ASSIGNMENT.
The reply should hold every line of the listing exactly, and none of its images.

(RAW DATA begins)

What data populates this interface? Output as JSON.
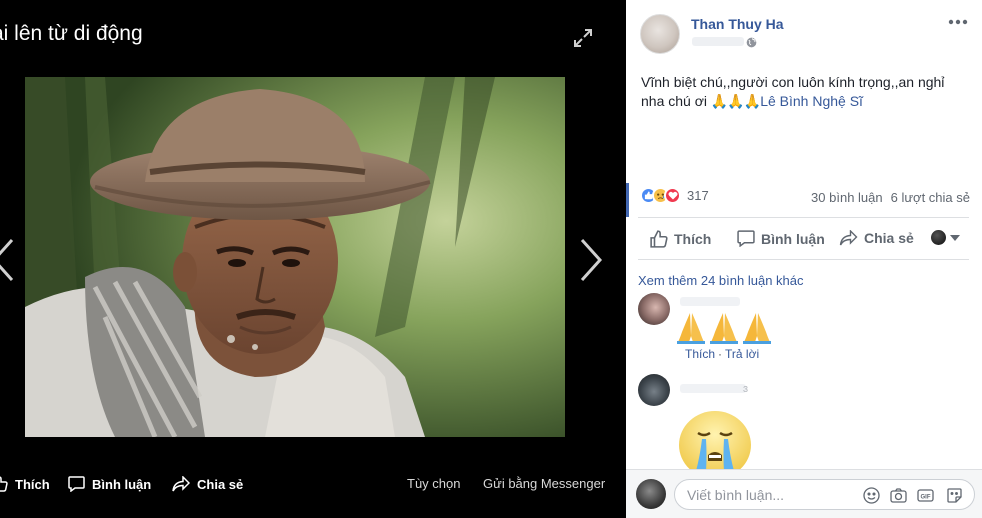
{
  "viewer": {
    "album_title": "ải lên từ di động",
    "actions": {
      "like": "Thích",
      "comment": "Bình luận",
      "share": "Chia sẻ",
      "options": "Tùy chọn",
      "messenger": "Gửi bằng Messenger"
    }
  },
  "post": {
    "author": "Than Thuy Ha",
    "text": "Vĩnh biệt chú,,người con luôn kính trọng,,an nghỉ nha chú ơi ",
    "pray_emojis": "🙏🙏🙏",
    "tagged_page": "Lê Bình Nghệ Sĩ",
    "reaction_count": "317",
    "comment_count": "30 bình luận",
    "share_count": "6 lượt chia sẻ",
    "actions": {
      "like": "Thích",
      "comment": "Bình luận",
      "share": "Chia sẻ"
    }
  },
  "comments": {
    "more_comments": "Xem thêm 24 bình luận khác",
    "items": [
      {
        "reply_actions": {
          "like": "Thích",
          "separator": "·",
          "reply": "Trả lời"
        }
      },
      {
        "name_fragment": "ɜ"
      }
    ]
  },
  "composer": {
    "placeholder": "Viết bình luận..."
  },
  "colors": {
    "link_blue": "#365899",
    "facebook_blue": "#4267b2",
    "muted_text": "#606770"
  }
}
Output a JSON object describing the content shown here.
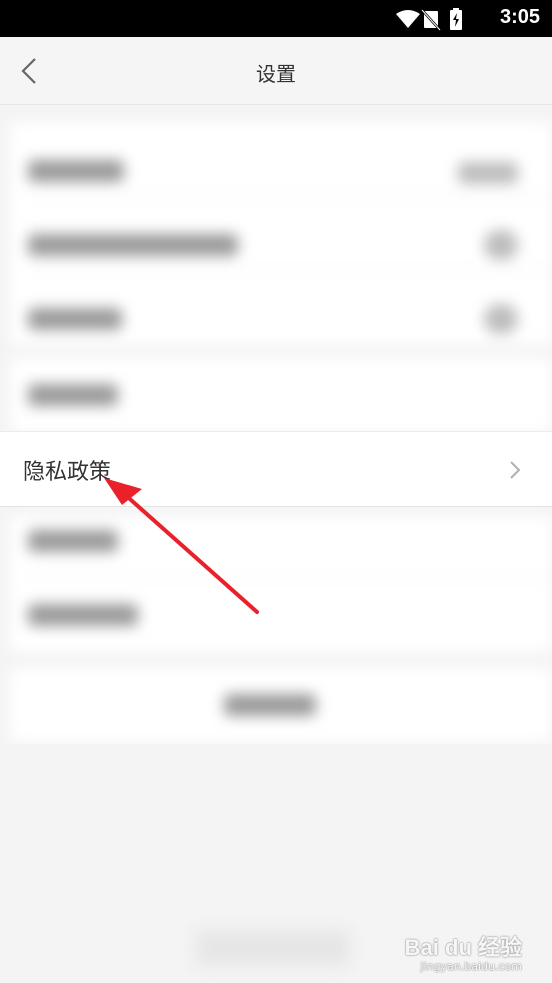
{
  "status_bar": {
    "time": "3:05"
  },
  "header": {
    "title": "设置"
  },
  "privacy_item": {
    "label": "隐私政策"
  },
  "watermark": {
    "brand": "Bai du 经验",
    "url": "jingyan.baidu.com"
  },
  "colors": {
    "annotation_arrow": "#e8212a",
    "background": "#f4f4f4"
  }
}
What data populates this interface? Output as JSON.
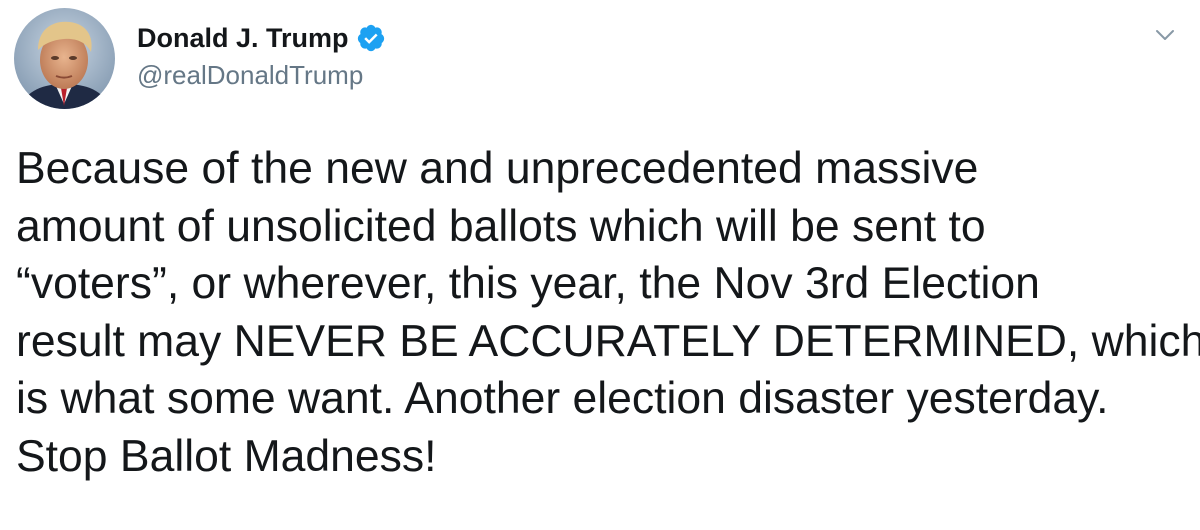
{
  "author": {
    "display_name": "Donald J. Trump",
    "handle": "@realDonaldTrump",
    "verified": true
  },
  "icons": {
    "verified": "verified-badge-icon",
    "caret": "chevron-down-icon"
  },
  "colors": {
    "verified_badge": "#1da1f2",
    "handle": "#657786",
    "text": "#14171a",
    "caret": "#8899a6"
  },
  "tweet": {
    "lines": [
      "Because of the new and unprecedented massive",
      "amount of unsolicited ballots which will be sent to",
      "“voters”, or wherever, this year, the Nov 3rd Election",
      "result may NEVER BE ACCURATELY DETERMINED, which",
      "is what some want. Another election disaster yesterday.",
      "Stop Ballot Madness!"
    ]
  }
}
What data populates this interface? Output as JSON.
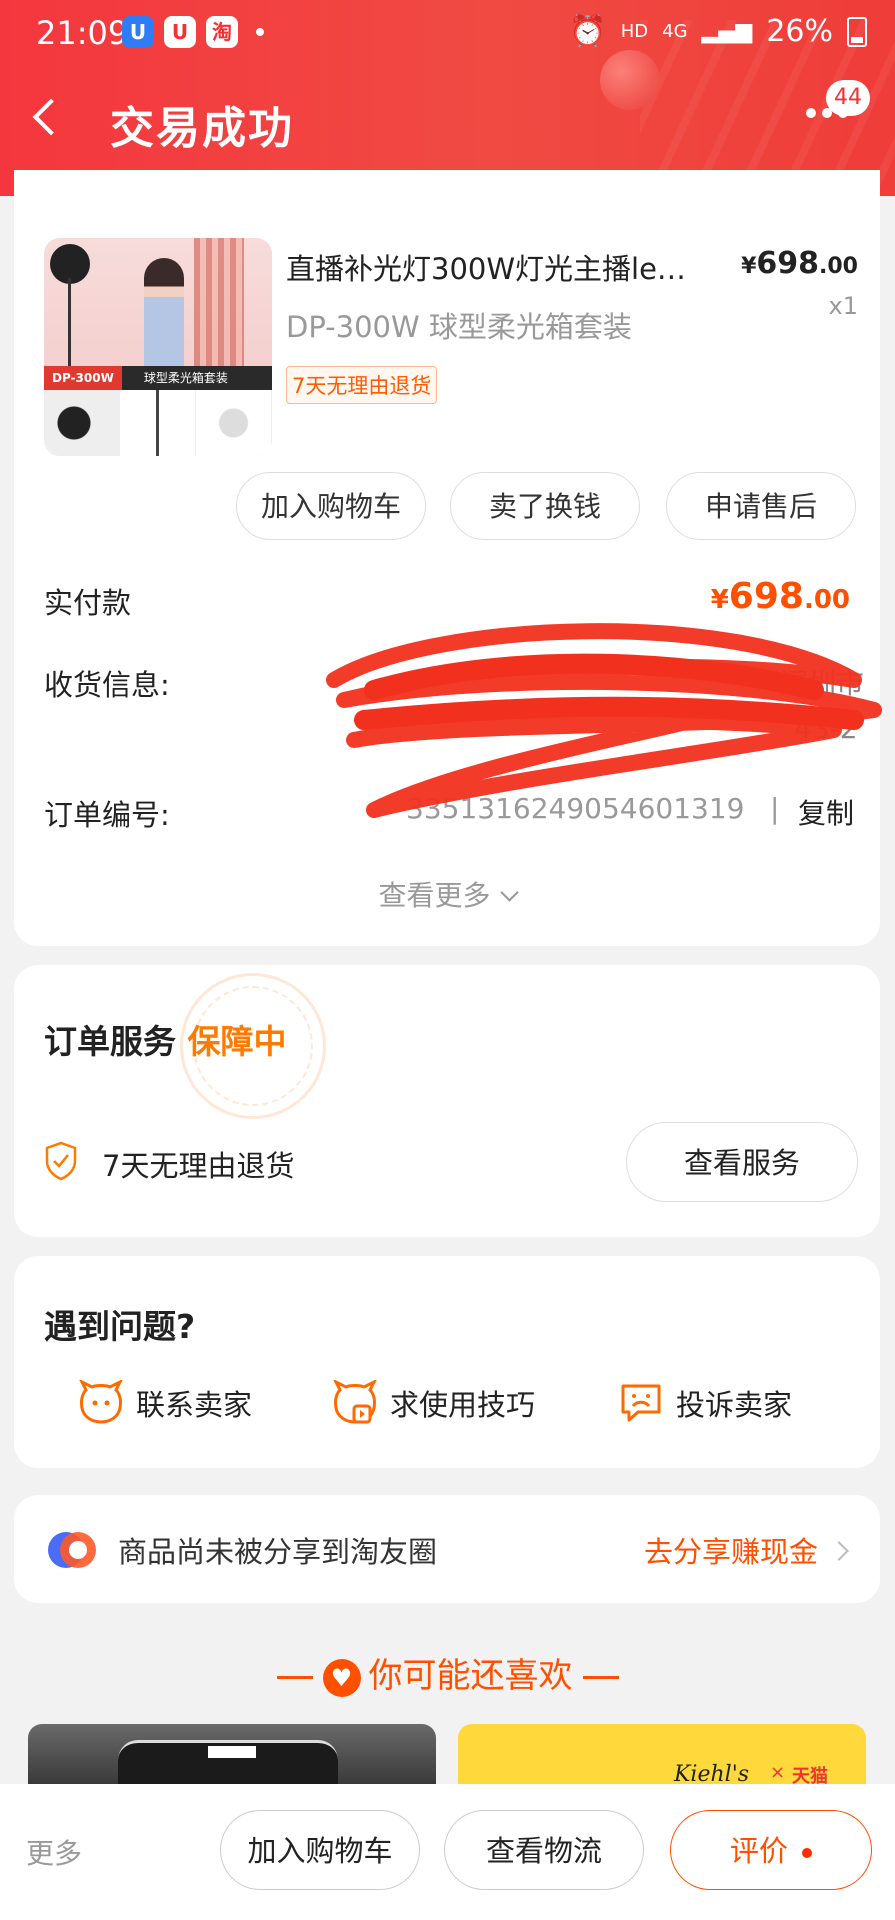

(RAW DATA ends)

REPLY TO THE EXERCISE.
What data populates this interface? Output as JSON.
{
  "viewer": {
    "album_title": "ải lên từ di động",
    "actions": {
      "like": "Thích",
      "comment": "Bình luận",
      "share": "Chia sẻ",
      "options": "Tùy chọn",
      "messenger": "Gửi bằng Messenger"
    }
  },
  "post": {
    "author": "Than Thuy Ha",
    "text": "Vĩnh biệt chú,,người con luôn kính trọng,,an nghỉ nha chú ơi ",
    "pray_emojis": "🙏🙏🙏",
    "tagged_page": "Lê Bình Nghệ Sĩ",
    "reaction_count": "317",
    "comment_count": "30 bình luận",
    "share_count": "6 lượt chia sẻ",
    "actions": {
      "like": "Thích",
      "comment": "Bình luận",
      "share": "Chia sẻ"
    }
  },
  "comments": {
    "more_comments": "Xem thêm 24 bình luận khác",
    "items": [
      {
        "reply_actions": {
          "like": "Thích",
          "separator": "·",
          "reply": "Trả lời"
        }
      },
      {
        "name_fragment": "ɜ"
      }
    ]
  },
  "composer": {
    "placeholder": "Viết bình luận..."
  },
  "colors": {
    "link_blue": "#365899",
    "facebook_blue": "#4267b2",
    "muted_text": "#606770"
  }
}
Output a JSON object describing the content shown here.
{
  "status_bar": {
    "time": "3:05"
  },
  "header": {
    "title": "设置"
  },
  "privacy_item": {
    "label": "隐私政策"
  },
  "watermark": {
    "brand": "Bai du 经验",
    "url": "jingyan.baidu.com"
  },
  "colors": {
    "annotation_arrow": "#e8212a",
    "background": "#f4f4f4"
  }
}
What data populates this interface? Output as JSON.
{
  "author": {
    "display_name": "Donald J. Trump",
    "handle": "@realDonaldTrump",
    "verified": true
  },
  "icons": {
    "verified": "verified-badge-icon",
    "caret": "chevron-down-icon"
  },
  "colors": {
    "verified_badge": "#1da1f2",
    "handle": "#657786",
    "text": "#14171a",
    "caret": "#8899a6"
  },
  "tweet": {
    "lines": [
      "Because of the new and unprecedented massive",
      "amount of unsolicited ballots which will be sent to",
      "“voters”, or wherever, this year, the Nov 3rd Election",
      "result may NEVER BE ACCURATELY DETERMINED, which",
      "is what some want. Another election disaster yesterday.",
      "Stop Ballot Madness!"
    ]
  }
}
What data populates this interface? Output as JSON.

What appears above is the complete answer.